Survival data were collected in mid May. Our highest survivors overall included the following varieties. We anticipate these varieties to become leading candidates for testing in rural sites. We found that the outside plots had 68% survival and the high tunnel plots had 80% survival.
Altaiaski Sweet 6/1
Arctic Red 8/0
Golden Uralian 6/1
Heyer 12 8/0
Heyer 20 5/2
Lee 17 5/2
Nova Skibirski 6/1
Prairie Magic 5/3
Prairie Sun 5/2
Red Heart 6/2
Apples were harvested in early to mid September. They were weighed and sugar contents were measured with a refractometer (see chart below). Eleven trees produced apples for harvesting after 14 months from planting.
Winter Preparations (2008-09)
Winter preparations will be similar to last year’s preparations. Ends will be put on and tunnels will be sealed with plastic sheeting as done the previous winter. Trees inside the tunnels will be insulated with reflective insulation material and all replacement trees will be covered with treepees (tree covers) and tree guards (vole protection). Newly planted replacement trees in the exterior plots will be covered as well. Winter temperatures and snowfall will be monitored throughout the winter.
Apple crop images from the SARE project for the summer of 2008.
Monthly Average Temperature Comparisons and Significant Events –
Exterior and Interior Plots: January – May 2008
Month Exterior Exterior High Tunnel High Tunnel
Soil (10 cm) Air Soil (10 cm) Air
January 19.7 -5.9 9.6 2.3
February 20.5 -2.2 9.7 4.8
March 24 18 24.1 21.8
April 33 32.9 34.1 35.1
May 50.1 49.5 53.1 53.3
Significant events : Flowering began on May 28th in the high tunnels.
Exterior Plots –
Air Temperature March 7th was the first date when the exterior air tem-perature was recorded above 320 F.
Soil Temperature April 23rd was the first date when the soil temperature was recorded above 320 F.
High Tunnel Plots –
Air Temperature March 7th was the first date when the High Tunnel air temperature was recorded above 320 F.
Soil Temperature March 7th was the first date when the High Tunnel soil temperature was recorded above 320 F.
Impacts and Contributions/Outcomes
2008 Accomplishments and 2009 Expectations

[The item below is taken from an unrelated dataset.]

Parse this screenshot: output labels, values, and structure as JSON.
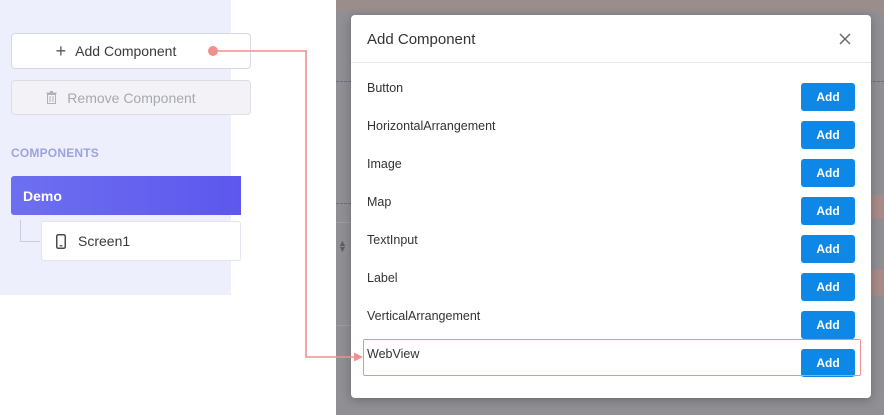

Results from the SW06-111 trial this past year proved to be very encouraging both for the number of varieties that survived and the 11 trees that then produced fruit. It was a good winter for testing with a minimum exterior temperature of -47F and about 16 inches of snow on the ground. Tree survival in the exterior plots was 68% compared to the 80% survival in the interior plots. We found that the growth of the trees in the high tunnels was dramatically greater than that found in the exterior plots. The trees in general appeared to be very healthy heading into the second winter and we anticipate excellent survival again. We are especially excited about the potential for this coming year fruit crop and hope to substantially increase fruit yields. Through use of careful monitoring of site conditions, we have confidence in being able to recommend varieties that likely would be capable of surviving similar conditions in rural communities. In addition to the monitoring the trial through next summer we are intending to develop an educational document that will summarize the management procedures we used with both the exterior plots and those within the high tunnels. We believe that this trial has great potential to showcase cold tolerant varieties and culturing treatments that can open new doors for successful fruit tree production with rural cold sites in Interior Alaska.
122 First Avenue, Ste 600
Fairbanks, AK 99701
Office Phone: 9074528251